a) get a working bathroom (check)
b) move into the house, organize the bedroom and put in place many of the major pieces of furniture as determined by each room's intended use (mostly check)
c) clean up the original kitchen and improve functionality without fundamental alterations to the layout or original cabinets and windows. (check)
d) begin to mow down the vast overgrowth of trees and begin to create a garden and outdoor space
e) do the vast majority of the plumbing supply lines changeover to copper. I found out many of the original galvanized steel pipes were completely blocked upon moving in. (check, ALL NEW COPPER PIPES)
f) add gas line for stove and gas dryer (both orig. electric) and add a stackable laundry (check)
a) repair rafters and do the roof shingles over 3" foam insulation. This is a huge job (mostly check - awaiting rafter and eave paint restoration)
b) master bath - add tub, do a cool tile design on the floor and shower
c) get the back bath working (check)
d) have some large trees removed
e) re-support breakfast nook (check)
f) heating - rebuild entire heating system
Phase 3 (?):
a) front yard
b) driveway and front retaining wall

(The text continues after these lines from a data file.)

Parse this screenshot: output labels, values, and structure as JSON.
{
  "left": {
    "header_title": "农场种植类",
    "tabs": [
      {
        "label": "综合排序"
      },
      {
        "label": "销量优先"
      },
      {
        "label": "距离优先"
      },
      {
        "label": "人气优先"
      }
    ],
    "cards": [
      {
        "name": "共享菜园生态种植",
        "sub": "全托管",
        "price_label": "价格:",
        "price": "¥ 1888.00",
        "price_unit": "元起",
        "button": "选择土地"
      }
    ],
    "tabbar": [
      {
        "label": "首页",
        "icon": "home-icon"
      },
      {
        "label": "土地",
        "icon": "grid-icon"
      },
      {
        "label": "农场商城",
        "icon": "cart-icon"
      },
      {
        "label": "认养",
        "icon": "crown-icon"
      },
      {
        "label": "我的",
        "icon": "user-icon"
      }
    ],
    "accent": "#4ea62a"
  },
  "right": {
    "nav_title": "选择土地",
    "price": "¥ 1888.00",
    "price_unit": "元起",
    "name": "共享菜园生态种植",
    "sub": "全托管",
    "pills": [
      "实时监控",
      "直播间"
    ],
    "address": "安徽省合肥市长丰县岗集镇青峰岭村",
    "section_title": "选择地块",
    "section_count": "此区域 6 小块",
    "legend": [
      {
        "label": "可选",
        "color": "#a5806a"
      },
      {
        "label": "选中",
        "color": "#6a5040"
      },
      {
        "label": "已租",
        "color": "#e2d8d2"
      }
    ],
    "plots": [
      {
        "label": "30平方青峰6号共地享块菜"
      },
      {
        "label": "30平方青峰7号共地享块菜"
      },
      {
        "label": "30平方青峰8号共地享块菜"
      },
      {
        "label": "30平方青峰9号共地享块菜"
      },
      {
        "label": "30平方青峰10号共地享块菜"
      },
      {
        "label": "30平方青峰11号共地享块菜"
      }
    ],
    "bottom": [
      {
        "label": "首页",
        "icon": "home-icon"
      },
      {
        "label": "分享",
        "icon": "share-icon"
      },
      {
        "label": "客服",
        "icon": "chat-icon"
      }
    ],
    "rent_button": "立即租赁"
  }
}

c) garage water and elec sub panel
e) front balcony and kitchen balcony
and on and on...